'''

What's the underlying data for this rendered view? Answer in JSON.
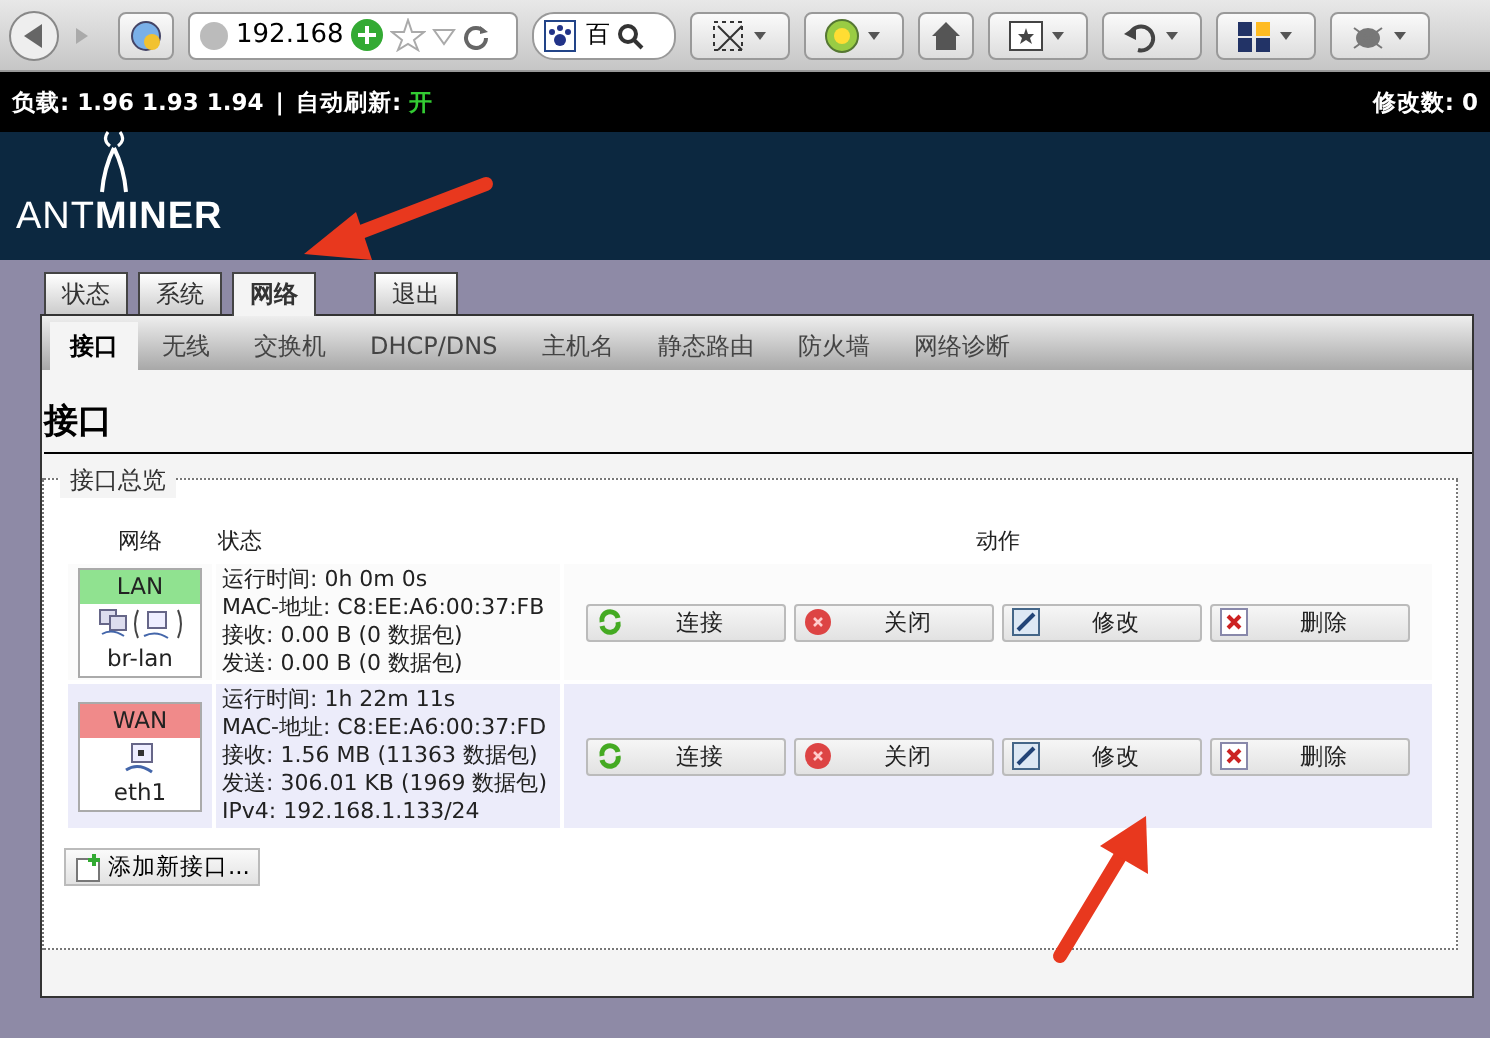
{
  "browser": {
    "url": "192.168",
    "search": "百"
  },
  "status_bar": {
    "load_label": "负载:",
    "load": "1.96 1.93 1.94",
    "separator": "|",
    "refresh_label": "自动刷新:",
    "refresh_value": "开",
    "changes": "修改数: 0"
  },
  "logo": "ANT**MINER**",
  "tabs": [
    {
      "label": "状态",
      "selected": false,
      "kind": "menu"
    },
    {
      "label": "系统",
      "selected": false,
      "kind": "menu"
    },
    {
      "label": "网络",
      "selected": true,
      "kind": "menu"
    },
    {
      "label": "退出",
      "selected": false,
      "kind": "logout"
    }
  ],
  "subtabs": [
    {
      "label": "接口",
      "selected": true
    },
    {
      "label": "无线",
      "selected": false
    },
    {
      "label": "交换机",
      "selected": false
    },
    {
      "label": "DHCP/DNS",
      "selected": false
    },
    {
      "label": "主机名",
      "selected": false
    },
    {
      "label": "静态路由",
      "selected": false
    },
    {
      "label": "防火墙",
      "selected": false
    },
    {
      "label": "网络诊断",
      "selected": false
    }
  ],
  "heading": "接口",
  "fieldset": {
    "legend": "接口总览",
    "columns": [
      "网络",
      "状态",
      "动作"
    ],
    "rows": [
      {
        "name": "LAN",
        "color": "#90e290",
        "kind": "bridge",
        "device": "br-lan",
        "shaded": false,
        "status": [
          "运行时间: 0h 0m 0s",
          "MAC-地址: C8:EE:A6:00:37:FB",
          "接收: 0.00 B (0 数据包)",
          "发送: 0.00 B (0 数据包)"
        ],
        "actions": [
          {
            "kind": "connect",
            "label": "连接"
          },
          {
            "kind": "stop",
            "label": "关闭"
          },
          {
            "kind": "edit",
            "label": "修改"
          },
          {
            "kind": "delete",
            "label": "删除"
          }
        ]
      },
      {
        "name": "WAN",
        "color": "#f08a8a",
        "kind": "ethernet",
        "device": "eth1",
        "shaded": true,
        "status": [
          "运行时间: 1h 22m 11s",
          "MAC-地址: C8:EE:A6:00:37:FD",
          "接收: 1.56 MB (11363 数据包)",
          "发送: 306.01 KB (1969 数据包)",
          "IPv4: 192.168.1.133/24"
        ],
        "actions": [
          {
            "kind": "connect",
            "label": "连接"
          },
          {
            "kind": "stop",
            "label": "关闭"
          },
          {
            "kind": "edit",
            "label": "修改"
          },
          {
            "kind": "delete",
            "label": "删除"
          }
        ]
      }
    ],
    "add_button": "添加新接口..."
  }
}
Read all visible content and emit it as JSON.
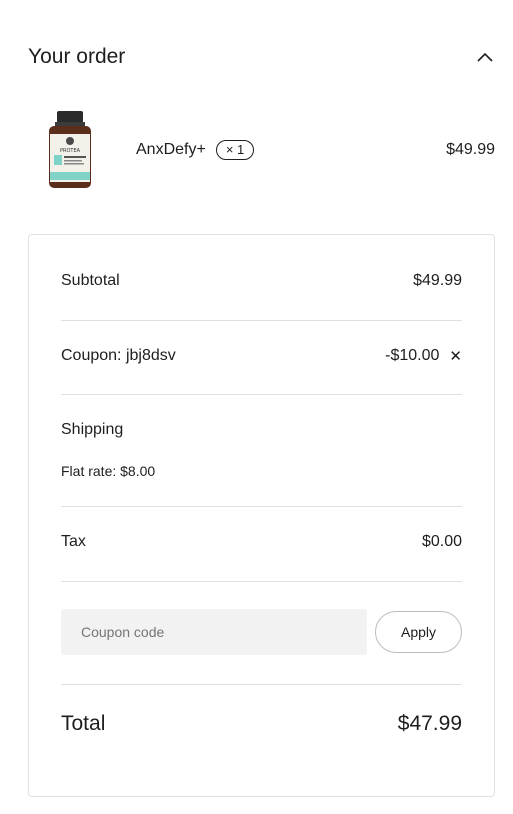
{
  "header": {
    "title": "Your order",
    "toggle_icon": "chevron-up-icon"
  },
  "item": {
    "name": "AnxDefy+",
    "quantity": "× 1",
    "price": "$49.99",
    "image_icon": "supplement-bottle-icon",
    "bottle_brand": "PROTEA"
  },
  "summary": {
    "subtotal": {
      "label": "Subtotal",
      "value": "$49.99"
    },
    "coupon": {
      "label": "Coupon: jbj8dsv",
      "value": "-$10.00",
      "remove_icon": "close-icon"
    },
    "shipping": {
      "label": "Shipping",
      "method": "Flat rate: $8.00"
    },
    "tax": {
      "label": "Tax",
      "value": "$0.00"
    },
    "coupon_form": {
      "placeholder": "Coupon code",
      "apply_label": "Apply"
    },
    "total": {
      "label": "Total",
      "value": "$47.99"
    }
  },
  "colors": {
    "text": "#1e1e1e",
    "border": "#e0e0e0",
    "input_bg": "#f2f2f2",
    "bottle_cap": "#2b2b2b",
    "bottle_body": "#5a2e1a",
    "label_accent": "#7fd3c7"
  }
}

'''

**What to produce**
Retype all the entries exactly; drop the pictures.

**Exercise solution**
What's the underlying data for this rendered view? Answer in JSON.
{
  "browser": {
    "url": "192.168",
    "search": "百"
  },
  "status_bar": {
    "load_label": "负载:",
    "load": "1.96 1.93 1.94",
    "separator": "|",
    "refresh_label": "自动刷新:",
    "refresh_value": "开",
    "changes": "修改数: 0"
  },
  "logo": "ANT**MINER**",
  "tabs": [
    {
      "label": "状态",
      "selected": false,
      "kind": "menu"
    },
    {
      "label": "系统",
      "selected": false,
      "kind": "menu"
    },
    {
      "label": "网络",
      "selected": true,
      "kind": "menu"
    },
    {
      "label": "退出",
      "selected": false,
      "kind": "logout"
    }
  ],
  "subtabs": [
    {
      "label": "接口",
      "selected": true
    },
    {
      "label": "无线",
      "selected": false
    },
    {
      "label": "交换机",
      "selected": false
    },
    {
      "label": "DHCP/DNS",
      "selected": false
    },
    {
      "label": "主机名",
      "selected": false
    },
    {
      "label": "静态路由",
      "selected": false
    },
    {
      "label": "防火墙",
      "selected": false
    },
    {
      "label": "网络诊断",
      "selected": false
    }
  ],
  "heading": "接口",
  "fieldset": {
    "legend": "接口总览",
    "columns": [
      "网络",
      "状态",
      "动作"
    ],
    "rows": [
      {
        "name": "LAN",
        "color": "#90e290",
        "kind": "bridge",
        "device": "br-lan",
        "shaded": false,
        "status": [
          "运行时间: 0h 0m 0s",
          "MAC-地址: C8:EE:A6:00:37:FB",
          "接收: 0.00 B (0 数据包)",
          "发送: 0.00 B (0 数据包)"
        ],
        "actions": [
          {
            "kind": "connect",
            "label": "连接"
          },
          {
            "kind": "stop",
            "label": "关闭"
          },
          {
            "kind": "edit",
            "label": "修改"
          },
          {
            "kind": "delete",
            "label": "删除"
          }
        ]
      },
      {
        "name": "WAN",
        "color": "#f08a8a",
        "kind": "ethernet",
        "device": "eth1",
        "shaded": true,
        "status": [
          "运行时间: 1h 22m 11s",
          "MAC-地址: C8:EE:A6:00:37:FD",
          "接收: 1.56 MB (11363 数据包)",
          "发送: 306.01 KB (1969 数据包)",
          "IPv4: 192.168.1.133/24"
        ],
        "actions": [
          {
            "kind": "connect",
            "label": "连接"
          },
          {
            "kind": "stop",
            "label": "关闭"
          },
          {
            "kind": "edit",
            "label": "修改"
          },
          {
            "kind": "delete",
            "label": "删除"
          }
        ]
      }
    ],
    "add_button": "添加新接口..."
  }
}
Read all visible content and emit it as JSON.
{
  "header": {
    "title": "Your order",
    "toggle_icon": "chevron-up-icon"
  },
  "item": {
    "name": "AnxDefy+",
    "quantity": "× 1",
    "price": "$49.99",
    "image_icon": "supplement-bottle-icon",
    "bottle_brand": "PROTEA"
  },
  "summary": {
    "subtotal": {
      "label": "Subtotal",
      "value": "$49.99"
    },
    "coupon": {
      "label": "Coupon: jbj8dsv",
      "value": "-$10.00",
      "remove_icon": "close-icon"
    },
    "shipping": {
      "label": "Shipping",
      "method": "Flat rate: $8.00"
    },
    "tax": {
      "label": "Tax",
      "value": "$0.00"
    },
    "coupon_form": {
      "placeholder": "Coupon code",
      "apply_label": "Apply"
    },
    "total": {
      "label": "Total",
      "value": "$47.99"
    }
  },
  "colors": {
    "text": "#1e1e1e",
    "border": "#e0e0e0",
    "input_bg": "#f2f2f2",
    "bottle_cap": "#2b2b2b",
    "bottle_body": "#5a2e1a",
    "label_accent": "#7fd3c7"
  }
}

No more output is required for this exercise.